Communalism, which refers to the division of society along religious or communal lines, continues to persist in India due to a combination of historical, social, and political factors. Here are some reasons why communalism persists in India:
- Historical divisions: India has a complex history of religious and communal divisions, stemming from the partition of British India in 1947 into India and Pakistan along religious lines. This event led to violence and mass migrations, leaving scars that still influence communal relations today.
- Identity politics: Political parties in India have at times exploited religious and communal divisions for electoral gains. Identity politics, where politicians appeal to specific religious or communal groups to consolidate their support base, can further exacerbate tensions and divisions.
- Socio-economic factors: Socio-economic disparities, such as unequal distribution of resources, education, and opportunities, can contribute to communal tensions. These disparities can create a sense of competition and resentment between different religious or communal groups, leading to communal clashes or tensions.

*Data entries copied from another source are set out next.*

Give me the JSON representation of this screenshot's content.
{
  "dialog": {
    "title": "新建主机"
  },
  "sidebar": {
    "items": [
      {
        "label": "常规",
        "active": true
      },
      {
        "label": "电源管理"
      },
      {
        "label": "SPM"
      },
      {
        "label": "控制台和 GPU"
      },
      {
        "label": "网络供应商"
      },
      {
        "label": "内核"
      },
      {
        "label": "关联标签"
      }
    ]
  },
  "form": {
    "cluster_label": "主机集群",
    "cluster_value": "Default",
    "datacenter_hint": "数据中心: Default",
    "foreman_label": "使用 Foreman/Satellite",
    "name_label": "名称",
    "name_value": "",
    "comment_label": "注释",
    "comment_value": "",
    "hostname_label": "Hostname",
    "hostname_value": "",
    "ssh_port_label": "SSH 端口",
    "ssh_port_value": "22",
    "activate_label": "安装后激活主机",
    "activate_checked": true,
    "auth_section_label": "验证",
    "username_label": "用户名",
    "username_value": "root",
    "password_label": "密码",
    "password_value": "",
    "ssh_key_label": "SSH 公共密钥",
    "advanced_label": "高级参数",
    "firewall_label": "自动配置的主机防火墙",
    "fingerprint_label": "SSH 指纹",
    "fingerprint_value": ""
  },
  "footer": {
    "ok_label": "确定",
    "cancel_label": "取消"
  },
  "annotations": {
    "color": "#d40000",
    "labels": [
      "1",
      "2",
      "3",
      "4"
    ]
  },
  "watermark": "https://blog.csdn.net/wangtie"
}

- Lack of social integration: In some cases, communities may remain largely segregated along religious or communal lines, limiting opportunities for interaction and understanding. This segregation can perpetuate stereotypes, prejudices, and misunderstandings, leading to communalism.
- Religious extremism and fundamentalism: The rise of religious extremism and fundamentalism in certain quarters can fuel communal tensions. Radical ideologies that advocate the supremacy of a particular religion or promote hostility towards other religious groups can contribute to a climate of communalism.

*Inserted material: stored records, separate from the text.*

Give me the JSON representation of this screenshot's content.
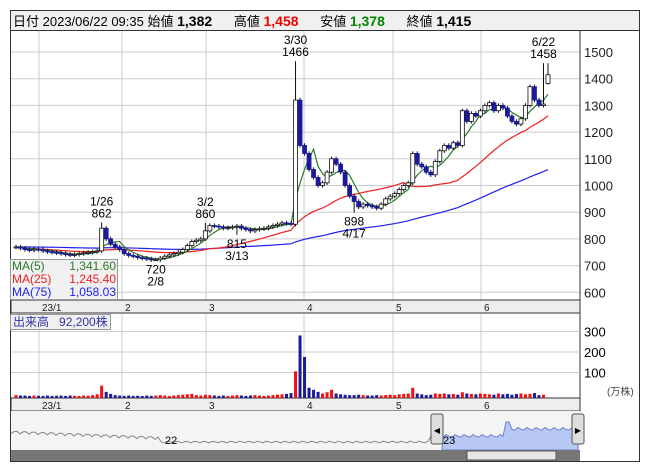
{
  "header": {
    "date_label": "日付",
    "datetime": "2023/06/22 09:35",
    "open_label": "始値",
    "open": "1,382",
    "high_label": "高値",
    "high": "1,458",
    "low_label": "安値",
    "low": "1,378",
    "close_label": "終値",
    "close": "1,415"
  },
  "ma_legend": [
    {
      "label": "MA(5)",
      "value": "1,341.60",
      "color": "#2a7a2a"
    },
    {
      "label": "MA(25)",
      "value": "1,245.40",
      "color": "#f02020"
    },
    {
      "label": "MA(75)",
      "value": "1,058.03",
      "color": "#2020f0"
    }
  ],
  "volume": {
    "label": "出来高",
    "value": "92,200株",
    "axis": [
      "300",
      "200",
      "100"
    ],
    "unit": "(万株)"
  },
  "navigator": {
    "labels": [
      "22",
      "23"
    ]
  },
  "chart_data": {
    "type": "candlestick",
    "y_ticks": [
      1500,
      1400,
      1300,
      1200,
      1100,
      1000,
      900,
      800,
      700,
      600
    ],
    "ylim": [
      600,
      1500
    ],
    "month_labels": [
      "23/1",
      "2",
      "3",
      "4",
      "5",
      "6"
    ],
    "month_start_index": [
      5,
      23,
      42,
      64,
      83,
      102
    ],
    "annotations": [
      {
        "date": "1/26",
        "value": "862",
        "idx": 19,
        "price": 862,
        "pos": "above"
      },
      {
        "date": "2/8",
        "value": "720",
        "idx": 31,
        "price": 720,
        "pos": "below"
      },
      {
        "date": "3/2",
        "value": "860",
        "idx": 42,
        "price": 860,
        "pos": "above"
      },
      {
        "date": "3/13",
        "value": "815",
        "idx": 49,
        "price": 815,
        "pos": "below"
      },
      {
        "date": "3/30",
        "value": "1466",
        "idx": 62,
        "price": 1466,
        "pos": "above"
      },
      {
        "date": "4/17",
        "value": "898",
        "idx": 75,
        "price": 898,
        "pos": "below"
      },
      {
        "date": "6/22",
        "value": "1458",
        "idx": 117,
        "price": 1458,
        "pos": "above"
      }
    ],
    "closes": [
      770,
      765,
      760,
      758,
      762,
      760,
      755,
      752,
      750,
      748,
      745,
      742,
      740,
      742,
      745,
      748,
      750,
      752,
      755,
      840,
      800,
      780,
      770,
      760,
      745,
      738,
      735,
      730,
      728,
      725,
      722,
      722,
      728,
      735,
      740,
      745,
      750,
      760,
      775,
      790,
      795,
      800,
      830,
      850,
      848,
      845,
      840,
      842,
      845,
      848,
      840,
      835,
      830,
      835,
      838,
      840,
      845,
      850,
      855,
      860,
      858,
      855,
      1320,
      1150,
      1120,
      1060,
      1030,
      1000,
      1010,
      1050,
      1100,
      1080,
      1050,
      1000,
      960,
      940,
      920,
      930,
      925,
      920,
      915,
      930,
      950,
      960,
      970,
      985,
      1000,
      1010,
      1120,
      1080,
      1070,
      1050,
      1040,
      1090,
      1130,
      1150,
      1140,
      1160,
      1150,
      1280,
      1240,
      1270,
      1260,
      1280,
      1300,
      1310,
      1280,
      1300,
      1290,
      1260,
      1240,
      1230,
      1250,
      1300,
      1370,
      1320,
      1300,
      1305,
      1415
    ],
    "volumes": [
      14,
      12,
      12,
      10,
      12,
      11,
      10,
      12,
      10,
      11,
      12,
      10,
      12,
      11,
      10,
      12,
      11,
      14,
      18,
      60,
      30,
      20,
      14,
      12,
      10,
      12,
      10,
      11,
      10,
      12,
      10,
      12,
      14,
      12,
      10,
      12,
      14,
      16,
      18,
      20,
      14,
      12,
      16,
      14,
      12,
      10,
      12,
      10,
      12,
      14,
      12,
      10,
      12,
      14,
      12,
      10,
      12,
      14,
      16,
      18,
      20,
      24,
      130,
      305,
      200,
      50,
      40,
      30,
      22,
      28,
      40,
      22,
      18,
      16,
      14,
      14,
      16,
      14,
      12,
      12,
      14,
      12,
      14,
      16,
      14,
      18,
      20,
      22,
      50,
      22,
      18,
      14,
      16,
      22,
      20,
      22,
      18,
      20,
      16,
      28,
      22,
      20,
      18,
      22,
      20,
      18,
      16,
      22,
      18,
      20,
      16,
      20,
      22,
      18,
      20,
      24,
      14,
      16
    ]
  }
}
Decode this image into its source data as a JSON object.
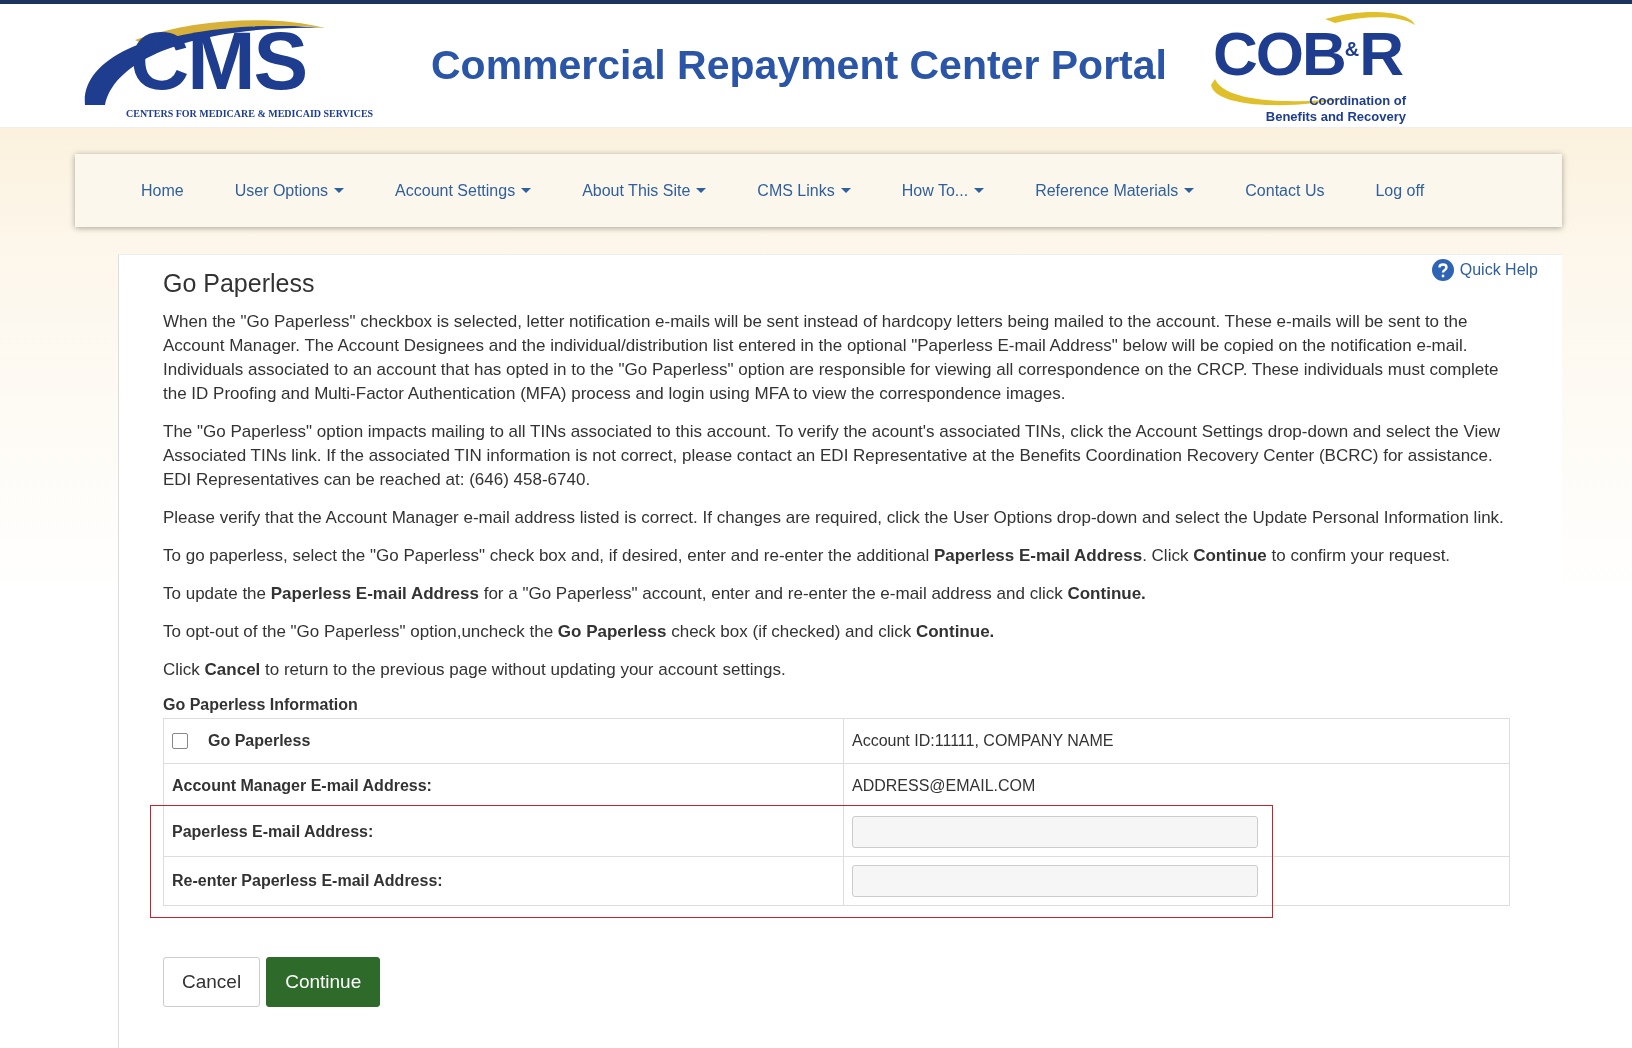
{
  "header": {
    "agency_logo": {
      "mark": "CMS",
      "caption": "CENTERS FOR MEDICARE & MEDICAID SERVICES"
    },
    "title": "Commercial Repayment Center Portal",
    "partner_logo": {
      "mark_left": "COB",
      "mark_amp": "&",
      "mark_right": "R",
      "caption_lines": [
        "Coordination of",
        "Benefits and Recovery"
      ]
    }
  },
  "nav": [
    {
      "label": "Home",
      "has_menu": false
    },
    {
      "label": "User Options",
      "has_menu": true
    },
    {
      "label": "Account Settings",
      "has_menu": true
    },
    {
      "label": "About This Site",
      "has_menu": true
    },
    {
      "label": "CMS Links",
      "has_menu": true
    },
    {
      "label": "How To...",
      "has_menu": true
    },
    {
      "label": "Reference Materials",
      "has_menu": true
    },
    {
      "label": "Contact Us",
      "has_menu": false
    },
    {
      "label": "Log off",
      "has_menu": false
    }
  ],
  "quick_help": "Quick Help",
  "page_title": "Go Paperless",
  "paragraphs": [
    "When the \"Go Paperless\" checkbox is selected, letter notification e-mails will be sent instead of hardcopy letters being mailed to the account. These e-mails will be sent to the Account Manager. The Account Designees and the individual/distribution list entered in the optional \"Paperless E-mail Address\" below will be copied on the notification e-mail. Individuals associated to an account that has opted in to the \"Go Paperless\" option are responsible for viewing all correspondence on the CRCP. These individuals must complete the ID Proofing and Multi-Factor Authentication (MFA) process and login using MFA to view the correspondence images.",
    "The \"Go Paperless\" option impacts mailing to all TINs associated to this account. To verify the acount's associated TINs, click the Account Settings drop-down and select the View Associated TINs link. If the associated TIN information is not correct, please contact an EDI Representative at the Benefits Coordination Recovery Center (BCRC) for assistance. EDI Representatives can be reached at: (646) 458-6740.",
    "Please verify that the Account Manager e-mail address listed is correct. If changes are required, click the User Options drop-down and select the Update Personal Information link.",
    "To go paperless, select the \"Go Paperless\" check box and, if desired, enter and re-enter the additional **Paperless E-mail Address**. Click **Continue** to confirm your request.",
    "To update the **Paperless E-mail Address** for a \"Go Paperless\" account, enter and re-enter the e-mail address and click **Continue.**",
    "To opt-out of the \"Go Paperless\" option,uncheck the **Go Paperless** check box (if checked) and click **Continue.**",
    "Click **Cancel** to return to the previous page without updating your account settings."
  ],
  "section_title": "Go Paperless Information",
  "rows": [
    {
      "kind": "checkbox",
      "label": "Go Paperless",
      "checked": false,
      "highlighted": false,
      "value": "Account ID:11111, COMPANY NAME"
    },
    {
      "kind": "text",
      "label": "Account Manager E-mail Address:",
      "highlighted": false,
      "value": "ADDRESS@EMAIL.COM"
    },
    {
      "kind": "input",
      "label": "Paperless E-mail Address:",
      "highlighted": true
    },
    {
      "kind": "input",
      "label": "Re-enter Paperless E-mail Address:",
      "highlighted": true
    }
  ],
  "buttons": [
    {
      "label": "Cancel",
      "kind": "default"
    },
    {
      "label": "Continue",
      "kind": "primary"
    }
  ]
}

- Limited interfaith dialogue and understanding: Lack of meaningful interfaith dialogue and understanding can hinder efforts to bridge communal divides. Promoting dialogue, empathy, and mutual respect among different religious communities can help counter communalism.
Addressing communalism requires a multi-faceted approach involving education, social reforms, inclusive governance, and promoting harmony and understanding among different communities. Encouraging secularism, fostering interfaith dialogue, ensuring equal rights and opportunities for all citizens, and holding accountable those who incite or engage in communal violence are crucial steps towards building a more harmonious and inclusive society in India.